According to Elle, "there's more bright white (as opposed to winter white) than ever before in the fall season. Whites were shown [on the runway] with hair off the face, perhaps a pop of color at the mouth, and toned-down shoes, as if to proclaim that right now, white is the opposite of frivolous."
Similarly breaking standard rules, bright pinks, oranges and blues normally reserved for the summer months, are seen in nearly all the September issue fashion editorial spreads this year. If jewel tones, mostly notably seen from Gucci, are in for Fall, then maybe there aren't any rules.
Then we have our fashion forerunners like Lady Gaga, who makes wearing white after Labor Day seem like a slap on the wrist in comparison to her wacky wardrobe, which seemingly lacks any trace of pants and instead includes packaged lunch meat.
While most of my New York neighbors were spotted today in head-to-toe white shopping and BBQing in the last moments of summer, I predict they will not be putting white away just yet.
As winter white has become a staple over the past few years, this season white will live on past Labor Day. So how should you wear white past Labor Day? Here's 5 rules to follow to wear post-Labor Day white.
1. Do not wear white in light fabrics. Not only will linen not keep you warm in the upcoming chilly months (in the Northeast regions of the U.S.), but linens and slinky cotton are not excusable fabrics for fall or winter. Instead, wear a heavier fabric or layer leftover summer linens in white with another lightweight material for a layered look.
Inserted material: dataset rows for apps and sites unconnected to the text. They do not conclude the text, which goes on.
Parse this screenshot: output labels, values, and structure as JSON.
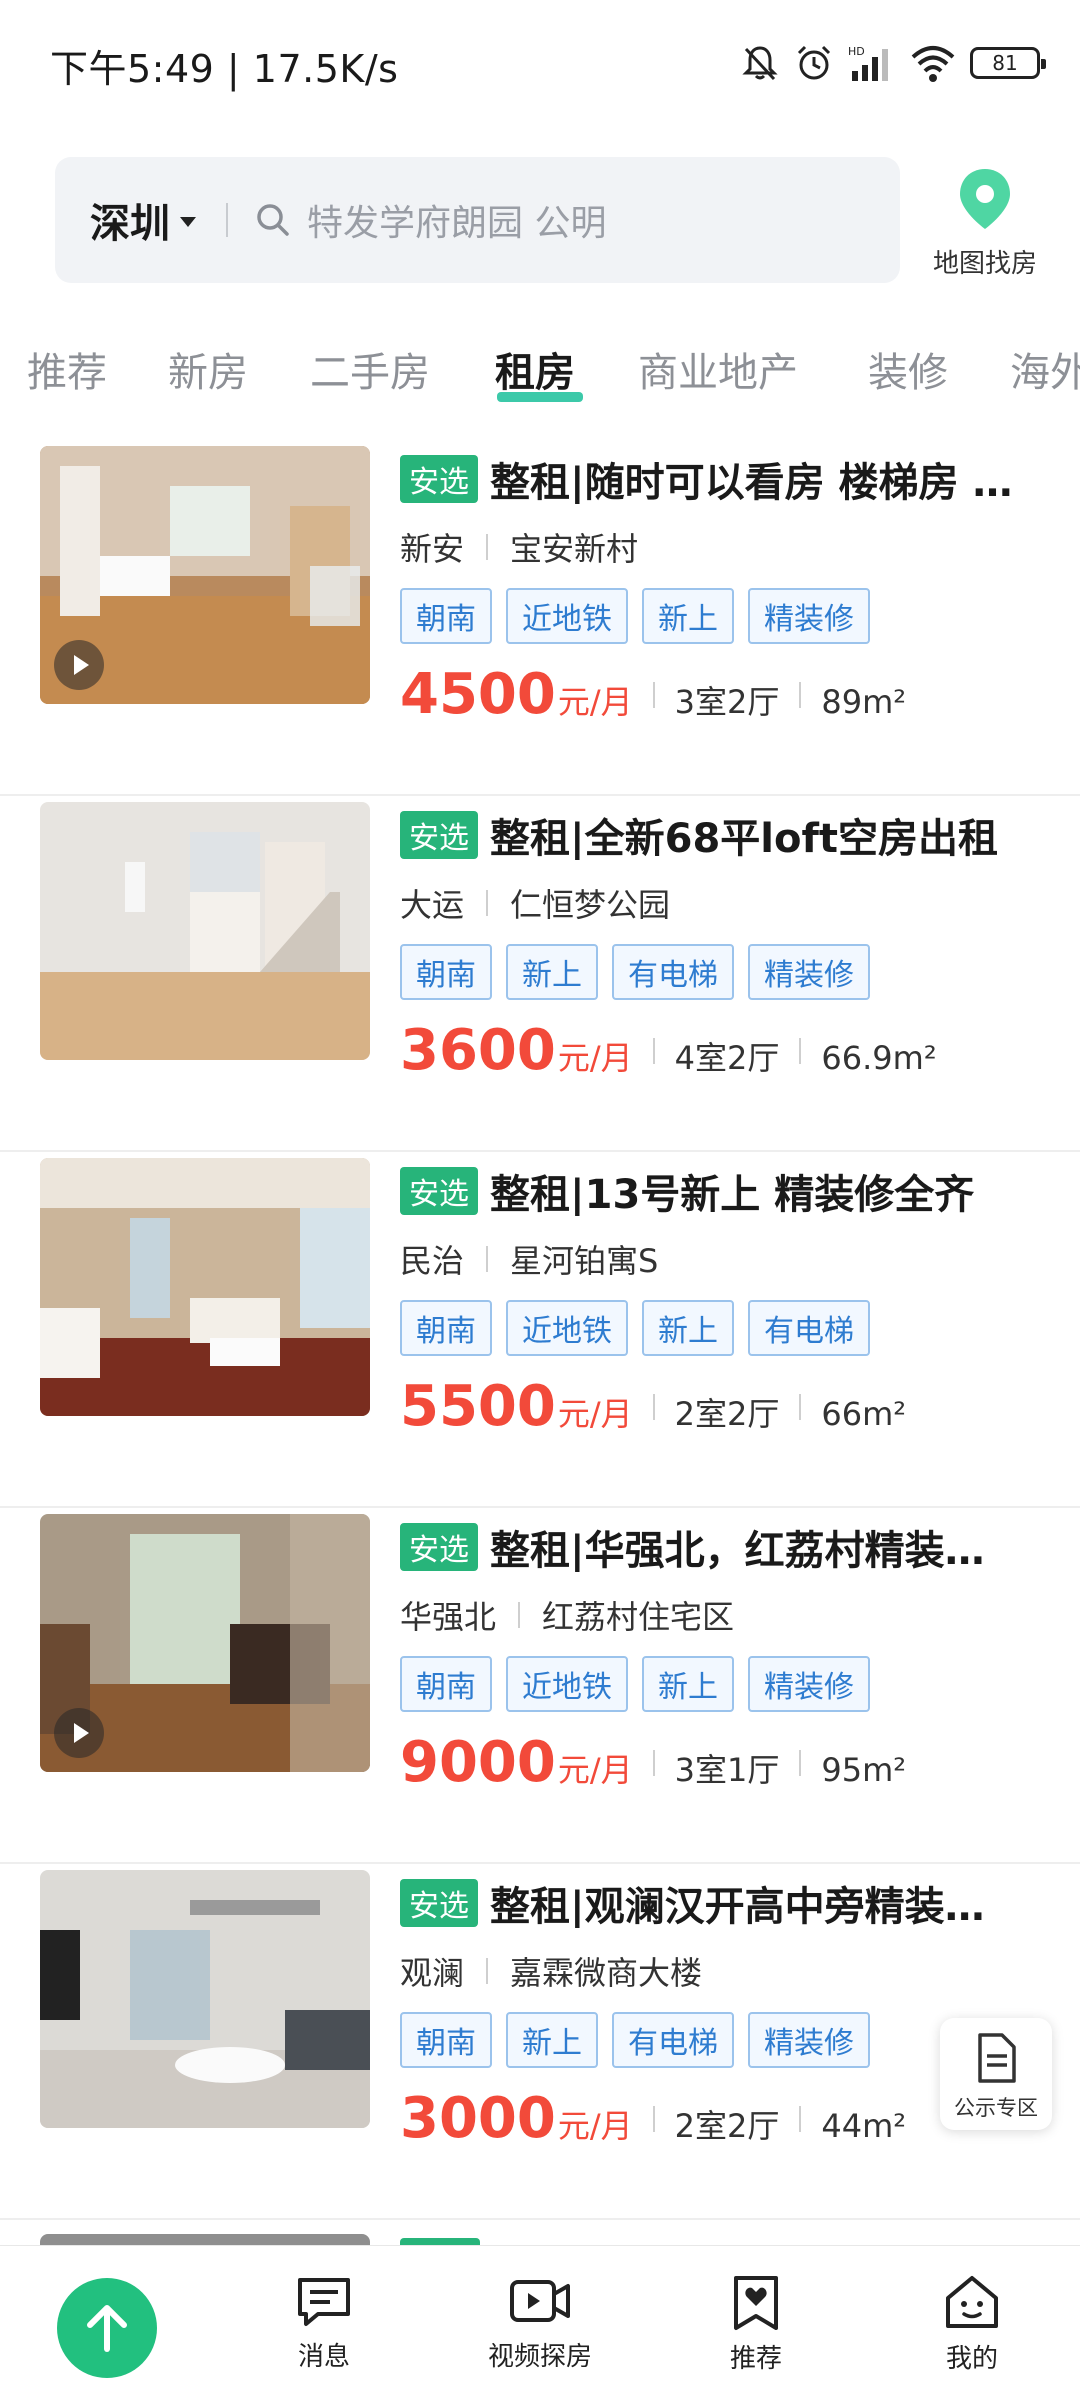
{
  "status_bar": {
    "time": "下午5:49 | 17.5K/s",
    "battery": "81"
  },
  "search": {
    "city": "深圳",
    "placeholder": "特发学府朗园 公明"
  },
  "map_button": {
    "label": "地图找房"
  },
  "tabs": [
    {
      "label": "推荐"
    },
    {
      "label": "新房"
    },
    {
      "label": "二手房"
    },
    {
      "label": "租房"
    },
    {
      "label": "商业地产"
    },
    {
      "label": "装修"
    },
    {
      "label": "海外"
    }
  ],
  "active_tab": "租房",
  "listings": [
    {
      "badge": "安选",
      "title": "整租|随时可以看房 楼梯房 精装修",
      "district": "新安",
      "community": "宝安新村",
      "tags": [
        "朝南",
        "近地铁",
        "新上",
        "精装修"
      ],
      "price": "4500",
      "price_unit": "元/月",
      "layout": "3室2厅",
      "area": "89m²",
      "has_video": true
    },
    {
      "badge": "安选",
      "title": "整租|全新68平loft空房出租",
      "district": "大运",
      "community": "仁恒梦公园",
      "tags": [
        "朝南",
        "新上",
        "有电梯",
        "精装修"
      ],
      "price": "3600",
      "price_unit": "元/月",
      "layout": "4室2厅",
      "area": "66.9m²",
      "has_video": false
    },
    {
      "badge": "安选",
      "title": "整租|13号新上 精装修全齐",
      "district": "民治",
      "community": "星河铂寓S",
      "tags": [
        "朝南",
        "近地铁",
        "新上",
        "有电梯"
      ],
      "price": "5500",
      "price_unit": "元/月",
      "layout": "2室2厅",
      "area": "66m²",
      "has_video": false
    },
    {
      "badge": "安选",
      "title": "整租|华强北，红荔村精装三房",
      "district": "华强北",
      "community": "红荔村住宅区",
      "tags": [
        "朝南",
        "近地铁",
        "新上",
        "精装修"
      ],
      "price": "9000",
      "price_unit": "元/月",
      "layout": "3室1厅",
      "area": "95m²",
      "has_video": true
    },
    {
      "badge": "安选",
      "title": "整租|观澜汉开高中旁精装两房",
      "district": "观澜",
      "community": "嘉霖微商大楼",
      "tags": [
        "朝南",
        "新上",
        "有电梯",
        "精装修"
      ],
      "price": "3000",
      "price_unit": "元/月",
      "layout": "2室2厅",
      "area": "44m²",
      "has_video": false
    }
  ],
  "notice_button": {
    "label": "公示专区"
  },
  "bottom_nav": [
    {
      "label": "消息"
    },
    {
      "label": "视频探房"
    },
    {
      "label": "推荐"
    },
    {
      "label": "我的"
    }
  ],
  "colors": {
    "brand_green": "#22c07f",
    "price_red": "#f24a3a",
    "tag_blue": "#2e7cd0"
  }
}
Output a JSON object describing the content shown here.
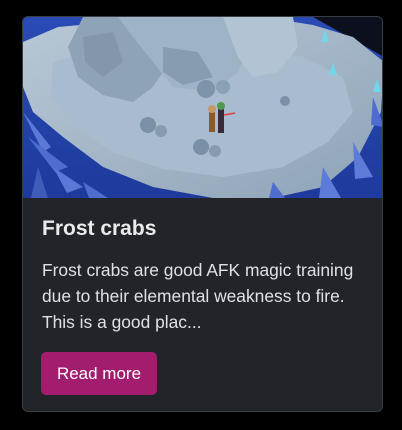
{
  "card": {
    "title": "Frost crabs",
    "excerpt": "Frost crabs are good AFK magic training due to their elemental weakness to fire. This is a good plac...",
    "button_label": "Read more",
    "image_description_icon": "game-scene-image",
    "accent_color": "#a31d6f",
    "background_color": "#212429"
  }
}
2. Pair white with darker colors: White can be paired with a darker color for the colder months. Instead of head-to-toe white dominating an outfit, choose one white piece and put it together with something dark, possibly black or dark brown.
3. Consider off-white: Off-white is often referred to as winter white. Creams, beiges and nudes look really great with remnants of a summer tan and pair well with drabby fall colors.
4. Try the staple white blazer: If you're craving to don some white in winter, invest in a white blazer in a material that could work for all seasons. White blazers are perfect for breaking the chill in the summer on a boat or wearing to the office in Fall with black pants.
5. Accessorize in white: If you are conservative in your fashion habits, and still obey your grandmother unlike me, you can try white in an accessory. A white bag or belt or even shoes can pair well with Fall attire.